Directions for this task =>
Copy every line in the records below that contains the word "Thanh".

☆ ☆ ☆ ☆ ☆ ☆ ☆

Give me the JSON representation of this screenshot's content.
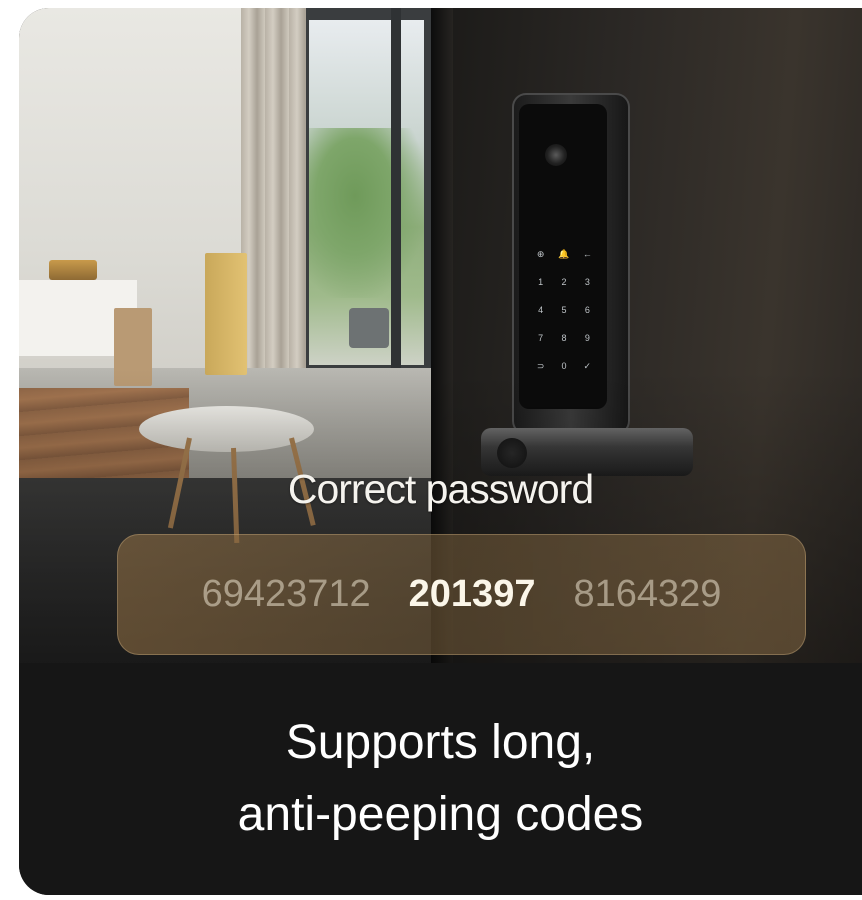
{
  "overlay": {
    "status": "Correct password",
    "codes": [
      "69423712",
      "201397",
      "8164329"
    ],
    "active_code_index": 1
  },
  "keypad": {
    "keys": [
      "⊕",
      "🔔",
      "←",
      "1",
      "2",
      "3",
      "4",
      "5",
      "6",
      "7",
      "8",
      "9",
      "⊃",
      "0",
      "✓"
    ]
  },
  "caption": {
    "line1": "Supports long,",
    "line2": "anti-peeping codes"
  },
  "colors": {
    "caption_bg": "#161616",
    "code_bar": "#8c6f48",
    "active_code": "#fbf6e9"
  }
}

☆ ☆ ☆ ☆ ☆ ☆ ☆

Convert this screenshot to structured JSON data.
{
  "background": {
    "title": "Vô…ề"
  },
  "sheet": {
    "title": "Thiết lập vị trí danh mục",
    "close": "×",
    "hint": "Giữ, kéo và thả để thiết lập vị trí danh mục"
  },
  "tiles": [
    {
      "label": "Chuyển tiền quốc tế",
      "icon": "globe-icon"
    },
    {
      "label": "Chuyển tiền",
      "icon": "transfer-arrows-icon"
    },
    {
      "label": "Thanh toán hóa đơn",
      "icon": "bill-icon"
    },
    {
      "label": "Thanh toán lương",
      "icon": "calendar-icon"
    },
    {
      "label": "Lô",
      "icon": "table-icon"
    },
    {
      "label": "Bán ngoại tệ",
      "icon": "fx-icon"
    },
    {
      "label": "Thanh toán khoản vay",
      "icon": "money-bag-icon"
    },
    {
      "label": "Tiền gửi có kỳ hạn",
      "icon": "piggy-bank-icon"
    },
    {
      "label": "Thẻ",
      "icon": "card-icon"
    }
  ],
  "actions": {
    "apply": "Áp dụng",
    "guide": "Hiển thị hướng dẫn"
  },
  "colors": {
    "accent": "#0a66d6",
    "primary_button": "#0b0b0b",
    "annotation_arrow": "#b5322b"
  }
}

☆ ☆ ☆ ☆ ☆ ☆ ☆

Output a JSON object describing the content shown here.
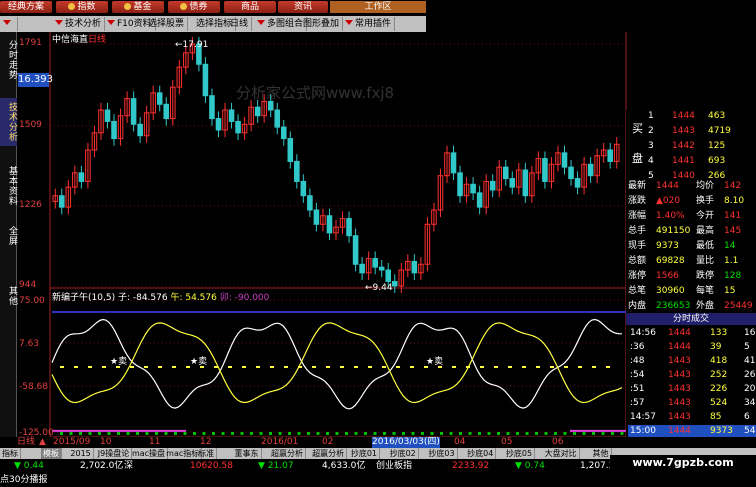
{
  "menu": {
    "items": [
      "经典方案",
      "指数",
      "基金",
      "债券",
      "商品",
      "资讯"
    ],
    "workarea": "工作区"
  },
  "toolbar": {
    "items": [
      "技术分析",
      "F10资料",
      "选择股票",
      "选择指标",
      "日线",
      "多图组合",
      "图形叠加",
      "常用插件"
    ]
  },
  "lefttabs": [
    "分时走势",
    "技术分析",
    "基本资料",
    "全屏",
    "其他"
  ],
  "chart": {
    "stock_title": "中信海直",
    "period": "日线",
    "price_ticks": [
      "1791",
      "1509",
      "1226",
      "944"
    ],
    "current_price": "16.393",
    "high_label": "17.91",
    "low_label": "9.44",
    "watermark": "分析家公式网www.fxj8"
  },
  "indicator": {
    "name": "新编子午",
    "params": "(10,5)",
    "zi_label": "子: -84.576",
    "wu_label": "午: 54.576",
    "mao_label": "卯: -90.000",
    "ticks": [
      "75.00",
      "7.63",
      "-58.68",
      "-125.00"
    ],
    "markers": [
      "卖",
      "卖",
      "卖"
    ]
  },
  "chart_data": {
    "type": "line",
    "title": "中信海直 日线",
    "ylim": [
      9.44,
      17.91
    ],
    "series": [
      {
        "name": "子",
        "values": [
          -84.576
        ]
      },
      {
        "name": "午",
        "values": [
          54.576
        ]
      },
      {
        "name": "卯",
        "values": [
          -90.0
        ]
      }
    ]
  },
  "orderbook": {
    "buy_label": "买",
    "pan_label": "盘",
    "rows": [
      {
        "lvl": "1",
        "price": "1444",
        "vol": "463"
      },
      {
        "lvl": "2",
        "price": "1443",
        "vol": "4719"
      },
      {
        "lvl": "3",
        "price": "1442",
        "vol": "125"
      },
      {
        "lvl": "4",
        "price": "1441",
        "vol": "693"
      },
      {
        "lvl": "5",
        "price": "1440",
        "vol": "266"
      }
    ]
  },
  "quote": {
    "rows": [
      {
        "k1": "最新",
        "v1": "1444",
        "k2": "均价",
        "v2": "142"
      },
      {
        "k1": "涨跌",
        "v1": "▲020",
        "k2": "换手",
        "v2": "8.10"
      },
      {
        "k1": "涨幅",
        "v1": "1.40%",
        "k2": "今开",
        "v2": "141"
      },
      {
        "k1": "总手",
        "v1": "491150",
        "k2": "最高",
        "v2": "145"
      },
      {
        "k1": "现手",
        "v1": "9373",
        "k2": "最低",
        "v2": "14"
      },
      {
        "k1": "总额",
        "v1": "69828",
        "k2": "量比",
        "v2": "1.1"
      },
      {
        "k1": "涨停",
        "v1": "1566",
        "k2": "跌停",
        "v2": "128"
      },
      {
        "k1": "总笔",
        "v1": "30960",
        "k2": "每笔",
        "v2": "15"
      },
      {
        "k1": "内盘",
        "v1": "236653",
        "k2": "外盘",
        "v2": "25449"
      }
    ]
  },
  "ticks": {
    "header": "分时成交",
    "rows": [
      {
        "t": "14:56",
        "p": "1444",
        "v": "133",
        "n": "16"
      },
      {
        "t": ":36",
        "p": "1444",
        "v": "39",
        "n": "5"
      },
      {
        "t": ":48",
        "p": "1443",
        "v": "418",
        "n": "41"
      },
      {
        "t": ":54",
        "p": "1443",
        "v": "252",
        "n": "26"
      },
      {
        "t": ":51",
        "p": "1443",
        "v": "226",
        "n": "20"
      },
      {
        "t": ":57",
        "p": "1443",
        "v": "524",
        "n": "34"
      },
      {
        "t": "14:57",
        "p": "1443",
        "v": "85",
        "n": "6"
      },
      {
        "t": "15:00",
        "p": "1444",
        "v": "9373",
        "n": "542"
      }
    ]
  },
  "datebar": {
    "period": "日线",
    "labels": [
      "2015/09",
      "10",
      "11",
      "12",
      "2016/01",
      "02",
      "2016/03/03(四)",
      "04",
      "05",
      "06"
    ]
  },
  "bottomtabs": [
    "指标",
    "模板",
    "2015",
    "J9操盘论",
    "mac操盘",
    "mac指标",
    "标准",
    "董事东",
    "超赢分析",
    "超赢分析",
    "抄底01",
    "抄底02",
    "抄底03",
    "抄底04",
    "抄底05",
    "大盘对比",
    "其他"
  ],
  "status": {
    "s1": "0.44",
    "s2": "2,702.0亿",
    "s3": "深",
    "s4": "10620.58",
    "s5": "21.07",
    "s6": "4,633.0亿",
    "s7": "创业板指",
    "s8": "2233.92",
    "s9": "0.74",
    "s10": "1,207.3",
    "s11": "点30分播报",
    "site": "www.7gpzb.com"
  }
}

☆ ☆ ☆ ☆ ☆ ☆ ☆

The answer =>
      "label": "Thanh toán hóa đơn",
      "label": "Thanh toán lương",
      "label": "Thanh toán khoản vay",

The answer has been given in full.